The NSFAS is also chronically inefficient. South African universities have very high levels of student non-completion and growing unemployment makes loan recovery difficult; NSFAS reports 36 per cent decline in recoveries this year, compared to 2014/15. Given this, and the pressure on the Treasury to fund basic education, housing, health and municipal services, it is unlikely the state will pump more money into the student loan system.
In an initial attempt to head off further protests, vice-chancellors accepted Minister Nzimande’s proposal for a voluntary cap on tuition fee increases next year of 6 per cent: the anticipated rate of general inflation. Students rejected the initiative, campaigning instead for no increase and for free education, but it has opened up the possibility of the statutory regulation of fee levels: a measure the government is known to have been contemplating. Given the very wide range of quality and demand for places across South Africa’s higher education system, determining fees at specific universities will not be easy.
The situation was further exacerbated by police responses to protesting students, seen by many as excessive. Some universities went to the courts for interdicts against protesting students, allowing them to bring police on to campuses. This has backfired badly, enraging staff and widening support for the student cause. University Councils and Vice-Chancellors have had to backtrack, and go back to the courts to get their interdicts lifted.
The immediate outcome of last week’s day of action is a short-term compromise. On Friday, President Zuma abandoned his 6% proposal and announced that there would be no fee increases in 2016. Although state subsidies to universities have increased by 7.7 per cent over the last three years, vice-chancellors had been looking to the minister for more, and will now look for additional compensation to cover the loss of revenue that will follow from freezing fee levels. In response, government emphasises the autonomy of universities and their obligations to contain costs. In the meanwhile, few of the issues raised by students have been addressed. Despite President Zuma’s announcements, some universities remained closed through the following week.
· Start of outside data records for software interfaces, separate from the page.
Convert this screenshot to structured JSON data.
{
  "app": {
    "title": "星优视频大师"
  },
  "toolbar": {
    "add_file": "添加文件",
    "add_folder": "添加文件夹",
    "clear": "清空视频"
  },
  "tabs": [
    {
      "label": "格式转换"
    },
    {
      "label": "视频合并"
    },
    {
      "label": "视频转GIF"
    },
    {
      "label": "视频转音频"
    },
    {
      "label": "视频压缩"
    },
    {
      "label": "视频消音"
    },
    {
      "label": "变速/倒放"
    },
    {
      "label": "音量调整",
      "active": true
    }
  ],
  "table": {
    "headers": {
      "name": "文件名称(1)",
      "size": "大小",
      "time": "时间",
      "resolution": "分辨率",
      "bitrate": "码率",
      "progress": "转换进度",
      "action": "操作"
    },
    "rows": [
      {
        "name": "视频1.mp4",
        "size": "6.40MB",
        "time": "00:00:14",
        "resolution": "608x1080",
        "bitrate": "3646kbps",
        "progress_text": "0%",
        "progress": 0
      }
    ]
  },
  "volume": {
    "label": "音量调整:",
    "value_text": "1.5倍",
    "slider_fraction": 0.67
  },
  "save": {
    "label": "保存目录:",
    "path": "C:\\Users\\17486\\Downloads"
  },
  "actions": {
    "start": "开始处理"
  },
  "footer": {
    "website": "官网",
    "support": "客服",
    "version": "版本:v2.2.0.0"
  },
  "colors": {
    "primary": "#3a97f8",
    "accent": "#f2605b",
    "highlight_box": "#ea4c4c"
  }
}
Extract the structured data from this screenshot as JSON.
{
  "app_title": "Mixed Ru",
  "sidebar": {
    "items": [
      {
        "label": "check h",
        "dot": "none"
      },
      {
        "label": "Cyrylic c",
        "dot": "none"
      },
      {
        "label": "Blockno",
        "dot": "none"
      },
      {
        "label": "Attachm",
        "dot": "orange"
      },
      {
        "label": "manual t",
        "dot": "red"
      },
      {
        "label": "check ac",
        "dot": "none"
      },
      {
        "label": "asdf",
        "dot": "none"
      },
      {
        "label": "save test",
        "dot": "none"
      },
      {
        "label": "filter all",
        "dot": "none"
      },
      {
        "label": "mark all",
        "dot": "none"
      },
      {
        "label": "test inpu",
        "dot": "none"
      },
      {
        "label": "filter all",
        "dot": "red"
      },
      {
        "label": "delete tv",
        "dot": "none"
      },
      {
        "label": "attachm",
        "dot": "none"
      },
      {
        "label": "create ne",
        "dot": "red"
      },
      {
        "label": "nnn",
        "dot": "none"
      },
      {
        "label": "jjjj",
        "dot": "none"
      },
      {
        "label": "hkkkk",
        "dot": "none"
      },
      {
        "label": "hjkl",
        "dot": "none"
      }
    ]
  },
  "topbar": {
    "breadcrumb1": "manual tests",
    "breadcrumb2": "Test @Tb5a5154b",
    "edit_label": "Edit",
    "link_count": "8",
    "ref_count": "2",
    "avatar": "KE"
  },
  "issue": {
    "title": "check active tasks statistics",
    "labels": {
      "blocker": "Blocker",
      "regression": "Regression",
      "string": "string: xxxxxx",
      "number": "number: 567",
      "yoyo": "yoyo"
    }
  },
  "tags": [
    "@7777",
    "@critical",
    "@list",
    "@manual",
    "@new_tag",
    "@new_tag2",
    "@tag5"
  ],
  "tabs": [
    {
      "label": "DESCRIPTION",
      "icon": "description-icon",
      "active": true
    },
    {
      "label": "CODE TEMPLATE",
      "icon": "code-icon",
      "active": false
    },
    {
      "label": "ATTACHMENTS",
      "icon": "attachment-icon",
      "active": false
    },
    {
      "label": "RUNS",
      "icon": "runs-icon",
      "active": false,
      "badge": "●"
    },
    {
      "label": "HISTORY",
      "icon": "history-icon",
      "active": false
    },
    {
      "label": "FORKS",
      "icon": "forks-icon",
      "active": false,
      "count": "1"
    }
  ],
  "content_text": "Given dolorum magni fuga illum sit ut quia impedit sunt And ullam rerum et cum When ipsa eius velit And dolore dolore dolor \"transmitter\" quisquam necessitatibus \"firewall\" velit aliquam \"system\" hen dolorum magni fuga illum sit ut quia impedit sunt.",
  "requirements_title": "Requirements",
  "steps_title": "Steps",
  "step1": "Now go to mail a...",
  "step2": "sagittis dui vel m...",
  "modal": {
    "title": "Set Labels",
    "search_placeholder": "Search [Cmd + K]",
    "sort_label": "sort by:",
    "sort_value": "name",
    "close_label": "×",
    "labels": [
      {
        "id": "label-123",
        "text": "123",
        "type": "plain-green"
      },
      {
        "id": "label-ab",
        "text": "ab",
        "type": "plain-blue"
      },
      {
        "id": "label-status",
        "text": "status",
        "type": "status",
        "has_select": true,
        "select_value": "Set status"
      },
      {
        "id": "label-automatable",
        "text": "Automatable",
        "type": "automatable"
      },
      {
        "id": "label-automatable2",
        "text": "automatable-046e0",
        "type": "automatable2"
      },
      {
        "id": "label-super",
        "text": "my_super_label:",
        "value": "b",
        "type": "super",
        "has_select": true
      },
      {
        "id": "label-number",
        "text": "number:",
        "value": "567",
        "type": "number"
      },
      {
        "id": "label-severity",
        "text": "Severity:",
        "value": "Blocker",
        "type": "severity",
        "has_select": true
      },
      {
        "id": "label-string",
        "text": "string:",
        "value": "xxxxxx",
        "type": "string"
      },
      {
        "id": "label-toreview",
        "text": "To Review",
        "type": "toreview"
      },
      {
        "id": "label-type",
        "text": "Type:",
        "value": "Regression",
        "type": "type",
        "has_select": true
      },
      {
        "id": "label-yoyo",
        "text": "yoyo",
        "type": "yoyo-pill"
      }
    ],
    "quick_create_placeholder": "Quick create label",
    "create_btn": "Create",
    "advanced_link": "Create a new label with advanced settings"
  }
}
The call for no fee increases – and for free education – is good politics but poor economics. In a country with extreme inequality, freezing fees is similar to a regressive tax. Those celebrating President Zuma’s announcement of the 2016 fee moratorium will not only be low income families; middle and high income families, who can well afford to pay more, will also benefit. Further, unless there are structural changes, the problem will reoccur in 2017 and beyond.
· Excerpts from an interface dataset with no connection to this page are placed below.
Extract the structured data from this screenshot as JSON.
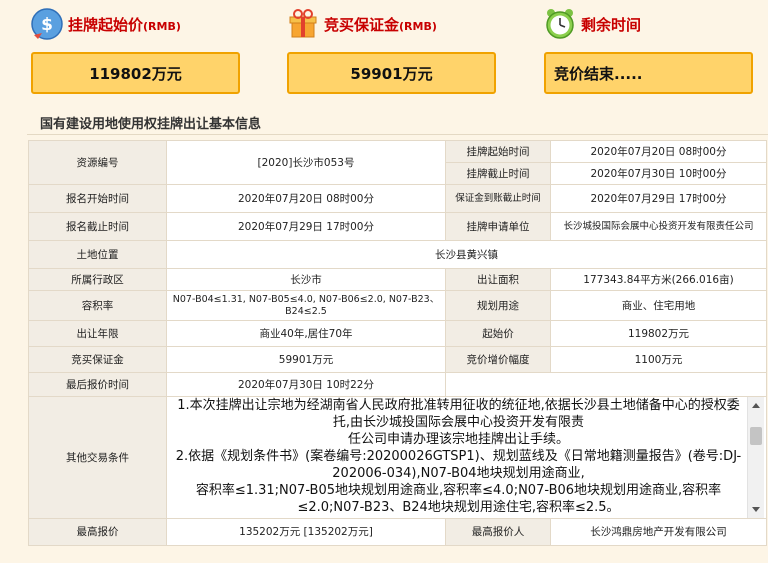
{
  "header": {
    "start_price": {
      "label": "挂牌起始价",
      "unit": "(RMB)",
      "value": "119802万元"
    },
    "deposit": {
      "label": "竞买保证金",
      "unit": "(RMB)",
      "value": "59901万元"
    },
    "remaining": {
      "label": "剩余时间",
      "value": "竞价结束....."
    }
  },
  "section_title": "国有建设用地使用权挂牌出让基本信息",
  "info": {
    "resource_no": {
      "label": "资源编号",
      "value": "[2020]长沙市053号"
    },
    "listing_start": {
      "label": "挂牌起始时间",
      "value": "2020年07月20日 08时00分"
    },
    "listing_end": {
      "label": "挂牌截止时间",
      "value": "2020年07月30日 10时00分"
    },
    "reg_start": {
      "label": "报名开始时间",
      "value": "2020年07月20日 08时00分"
    },
    "deposit_deadline": {
      "label": "保证金到账截止时间",
      "value": "2020年07月29日 17时00分"
    },
    "reg_end": {
      "label": "报名截止时间",
      "value": "2020年07月29日 17时00分"
    },
    "applicant": {
      "label": "挂牌申请单位",
      "value": "长沙城投国际会展中心投资开发有限责任公司"
    },
    "location": {
      "label": "土地位置",
      "value": "长沙县黄兴镇"
    },
    "district": {
      "label": "所属行政区",
      "value": "长沙市"
    },
    "area": {
      "label": "出让面积",
      "value": "177343.84平方米(266.016亩)"
    },
    "far": {
      "label": "容积率",
      "value": "N07-B04≤1.31, N07-B05≤4.0, N07-B06≤2.0, N07-B23、B24≤2.5"
    },
    "use": {
      "label": "规划用途",
      "value": "商业、住宅用地"
    },
    "term": {
      "label": "出让年限",
      "value": "商业40年,居住70年"
    },
    "start_price": {
      "label": "起始价",
      "value": "119802万元"
    },
    "deposit": {
      "label": "竞买保证金",
      "value": "59901万元"
    },
    "increment": {
      "label": "竞价增价幅度",
      "value": "1100万元"
    },
    "last_bid_time": {
      "label": "最后报价时间",
      "value": "2020年07月30日 10时22分"
    },
    "terms": {
      "label": "其他交易条件",
      "lines": [
        "1.本次挂牌出让宗地为经湖南省人民政府批准转用征收的统征地,依据长沙县土地储备中心的授权委托,由长沙城投国际会展中心投资开发有限责",
        "任公司申请办理该宗地挂牌出让手续。",
        "2.依据《规划条件书》(案卷编号:20200026GTSP1)、规划蓝线及《日常地籍测量报告》(卷号:DJ-202006-034),N07-B04地块规划用途商业,",
        "容积率≤1.31;N07-B05地块规划用途商业,容积率≤4.0;N07-B06地块规划用途商业,容积率≤2.0;N07-B23、B24地块规划用途住宅,容积率≤2.5。"
      ]
    },
    "highest_bid": {
      "label": "最高报价",
      "value": "135202万元 [135202万元]"
    },
    "highest_bidder": {
      "label": "最高报价人",
      "value": "长沙鸿鼎房地产开发有限公司"
    }
  },
  "colors": {
    "accent_red": "#c80000",
    "box_fill": "#ffd36a",
    "box_border": "#f0a200"
  },
  "icons": [
    "price-tag-icon",
    "gift-icon",
    "clock-icon",
    "scroll-up-arrow-icon",
    "scroll-down-arrow-icon"
  ]
}
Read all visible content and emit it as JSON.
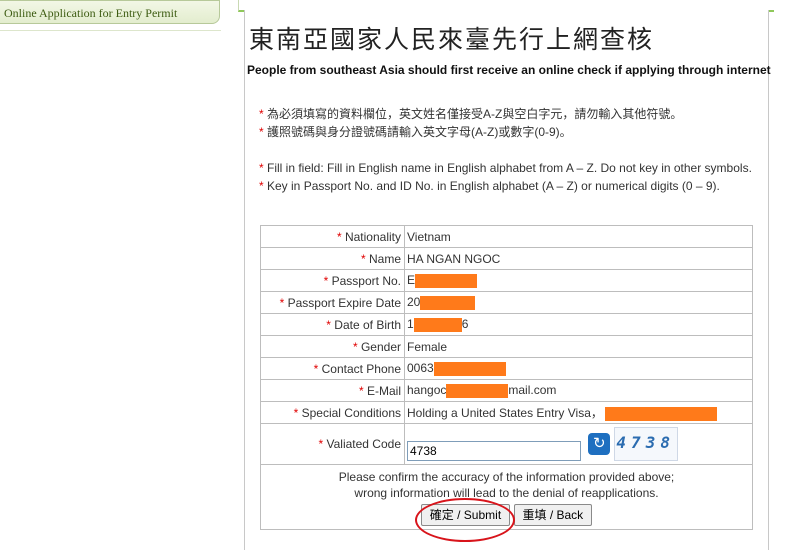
{
  "sidebar": {
    "link_label": "Online Application for Entry Permit"
  },
  "header": {
    "title_zh": "東南亞國家人民來臺先行上網查核",
    "title_en": "People from southeast Asia should first receive an online check if applying through internet"
  },
  "notes": {
    "star": "*",
    "zh_1": " 為必須填寫的資料欄位，英文姓名僅接受A-Z與空白字元，請勿輸入其他符號。",
    "zh_2": " 護照號碼與身分證號碼請輸入英文字母(A-Z)或數字(0-9)。",
    "en_1": " Fill in field: Fill in English name in English alphabet from A – Z. Do not key in other symbols.",
    "en_2": " Key in Passport No. and ID No. in English alphabet (A – Z) or numerical digits (0 – 9)."
  },
  "form": {
    "star": "*",
    "nationality_label": " Nationality",
    "nationality_value": "Vietnam",
    "name_label": " Name",
    "name_value": "HA NGAN NGOC",
    "passport_label": " Passport No.",
    "passport_prefix": "E",
    "expire_label": " Passport Expire Date",
    "expire_prefix": "20",
    "dob_label": " Date of Birth",
    "dob_prefix": "1",
    "dob_suffix": "6",
    "gender_label": " Gender",
    "gender_value": "Female",
    "phone_label": " Contact Phone",
    "phone_prefix": "0063",
    "email_label": " E-Mail",
    "email_prefix": "hangoc",
    "email_suffix": "mail.com",
    "special_label": " Special Conditions",
    "special_value": "Holding a United States Entry Visa，",
    "code_label": " Valiated Code",
    "code_value": "4738",
    "captcha_text": "4738"
  },
  "confirm": {
    "line_1": "Please confirm the accuracy of the information provided above;",
    "line_2": "wrong information will lead to the denial of reapplications.",
    "submit_label": "確定 / Submit",
    "back_label": "重填 / Back"
  },
  "colors": {
    "required_star": "#e00000",
    "redaction": "#ff7a1a",
    "highlight": "#d8141b"
  },
  "icons": {
    "refresh": "refresh-icon"
  }
}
A strong case is likely to be made for fixing NSFAS. This will require three key elements: adequate funding for present commitments; raising the eligibility threshold by a considerable amount to bring in a wider range of potential students; and improving the recovery of loans after students have finished at university and are in employment.
It is, though, difficult to see a fair and viable national student loan system without government regulation of student fees. This is because, without such regulation, escalating fee levels become a burden on the public finances via the loan system, and therefore a backdoor form of university subsidy.
South Africa already has the thinnest of buffers between universities and the state; consequently, fee regulation will be a significant diminution of university autonomy. Over the past week, Vice-Chancellors have been quick to lay responsibility on government, and to call for strong intervention to end the crisis. This may well come back, and bite.